■ EXERCISE AIM ■
All lines holding the word "selected" in the listing below need to be copied.

- Opening Delimiter -

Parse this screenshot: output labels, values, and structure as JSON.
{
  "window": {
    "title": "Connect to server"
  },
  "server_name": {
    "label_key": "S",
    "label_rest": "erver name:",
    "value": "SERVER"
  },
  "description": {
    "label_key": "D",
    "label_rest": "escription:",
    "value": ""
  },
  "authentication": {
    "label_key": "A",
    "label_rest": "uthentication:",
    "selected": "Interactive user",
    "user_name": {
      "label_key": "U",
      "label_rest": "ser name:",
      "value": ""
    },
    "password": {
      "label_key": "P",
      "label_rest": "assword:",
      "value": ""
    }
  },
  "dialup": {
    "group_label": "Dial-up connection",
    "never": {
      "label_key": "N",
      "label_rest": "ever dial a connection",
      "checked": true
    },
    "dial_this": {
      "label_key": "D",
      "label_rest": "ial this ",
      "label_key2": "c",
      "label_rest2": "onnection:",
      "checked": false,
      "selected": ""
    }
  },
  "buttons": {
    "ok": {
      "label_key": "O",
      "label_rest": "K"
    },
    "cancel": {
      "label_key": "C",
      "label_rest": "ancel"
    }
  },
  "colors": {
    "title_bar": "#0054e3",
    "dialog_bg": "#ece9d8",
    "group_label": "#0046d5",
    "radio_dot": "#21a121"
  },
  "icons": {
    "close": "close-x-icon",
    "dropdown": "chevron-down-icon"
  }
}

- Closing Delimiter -
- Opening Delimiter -

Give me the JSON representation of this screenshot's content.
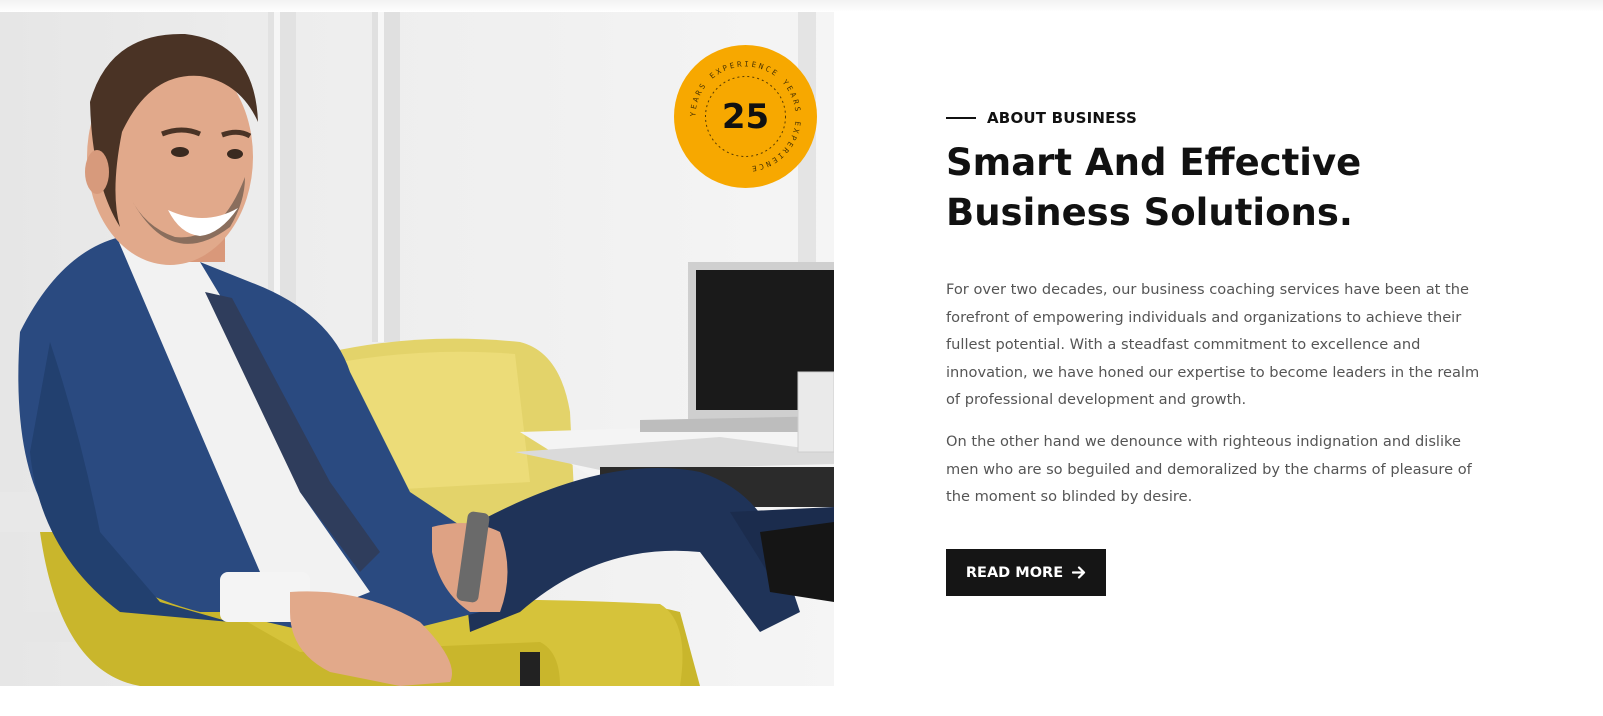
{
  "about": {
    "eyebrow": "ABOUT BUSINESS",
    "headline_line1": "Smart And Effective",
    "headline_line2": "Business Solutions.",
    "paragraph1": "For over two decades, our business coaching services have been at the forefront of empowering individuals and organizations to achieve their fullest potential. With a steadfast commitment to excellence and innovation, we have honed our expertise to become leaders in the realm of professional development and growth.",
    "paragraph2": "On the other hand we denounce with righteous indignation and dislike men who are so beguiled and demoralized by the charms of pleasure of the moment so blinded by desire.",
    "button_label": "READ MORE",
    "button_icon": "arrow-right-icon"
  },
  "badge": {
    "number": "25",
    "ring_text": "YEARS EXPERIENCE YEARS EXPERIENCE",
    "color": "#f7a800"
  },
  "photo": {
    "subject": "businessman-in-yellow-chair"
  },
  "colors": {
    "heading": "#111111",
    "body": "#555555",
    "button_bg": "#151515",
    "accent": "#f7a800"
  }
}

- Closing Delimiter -
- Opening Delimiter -

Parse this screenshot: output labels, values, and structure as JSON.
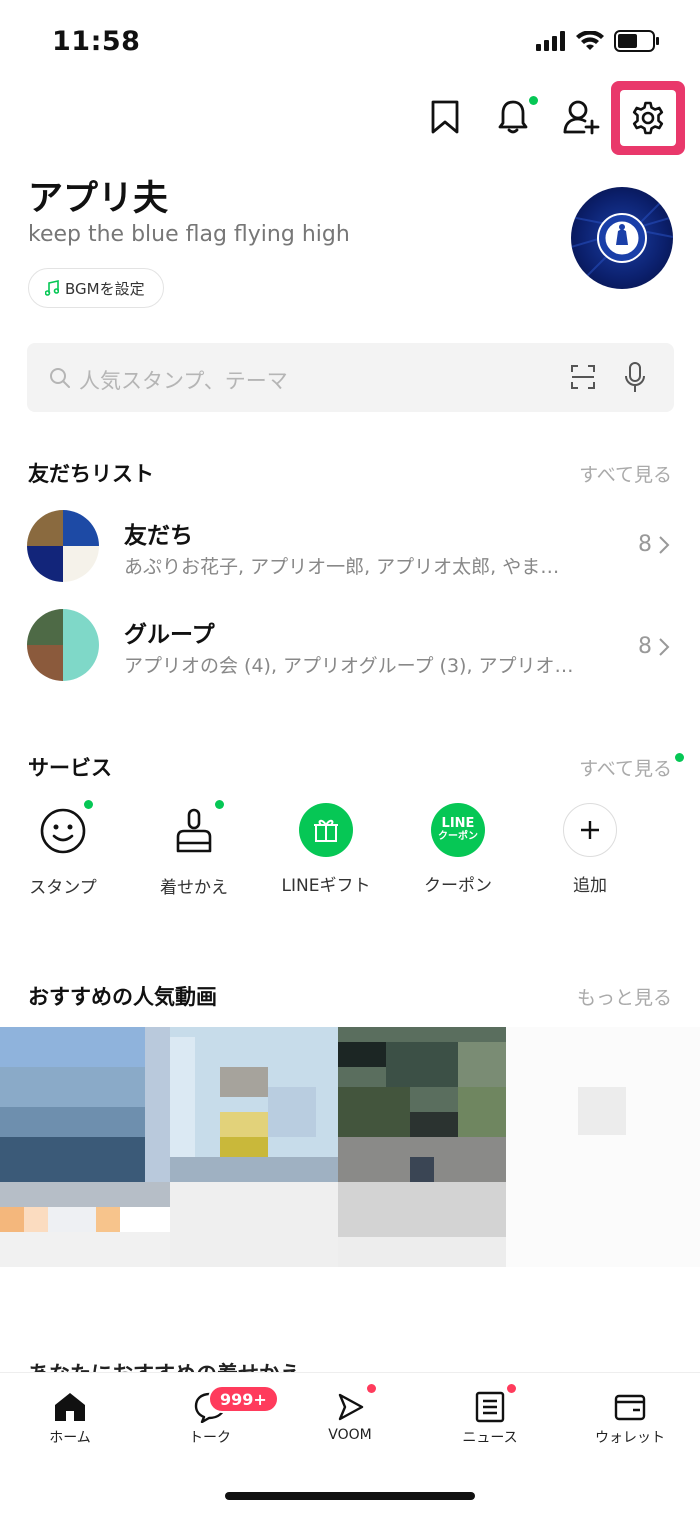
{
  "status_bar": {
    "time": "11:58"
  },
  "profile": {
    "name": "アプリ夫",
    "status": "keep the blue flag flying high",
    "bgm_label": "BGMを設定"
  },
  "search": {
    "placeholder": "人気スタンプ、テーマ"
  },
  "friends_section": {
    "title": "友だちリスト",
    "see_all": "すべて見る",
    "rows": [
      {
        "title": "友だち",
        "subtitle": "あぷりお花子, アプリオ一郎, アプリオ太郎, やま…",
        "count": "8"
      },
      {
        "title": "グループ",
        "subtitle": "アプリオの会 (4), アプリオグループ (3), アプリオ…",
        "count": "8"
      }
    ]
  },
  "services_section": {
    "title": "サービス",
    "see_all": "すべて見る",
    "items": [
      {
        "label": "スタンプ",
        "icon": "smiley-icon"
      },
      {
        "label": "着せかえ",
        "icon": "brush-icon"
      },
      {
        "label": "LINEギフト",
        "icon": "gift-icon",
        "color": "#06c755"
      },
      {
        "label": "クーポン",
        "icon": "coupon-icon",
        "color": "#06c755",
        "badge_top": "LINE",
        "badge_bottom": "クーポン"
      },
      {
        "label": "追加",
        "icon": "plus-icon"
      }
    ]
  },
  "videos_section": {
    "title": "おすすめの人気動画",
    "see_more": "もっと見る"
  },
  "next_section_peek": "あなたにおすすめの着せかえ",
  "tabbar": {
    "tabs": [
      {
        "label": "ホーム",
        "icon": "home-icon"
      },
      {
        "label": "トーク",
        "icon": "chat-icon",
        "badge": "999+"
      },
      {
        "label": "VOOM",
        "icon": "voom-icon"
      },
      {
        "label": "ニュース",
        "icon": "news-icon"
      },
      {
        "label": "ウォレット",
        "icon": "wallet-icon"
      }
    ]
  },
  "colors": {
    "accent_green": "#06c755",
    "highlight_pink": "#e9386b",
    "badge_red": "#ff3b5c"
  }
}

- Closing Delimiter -

■ RESULT OF THE TASK ■
    "selected": "Interactive user",
      "selected": ""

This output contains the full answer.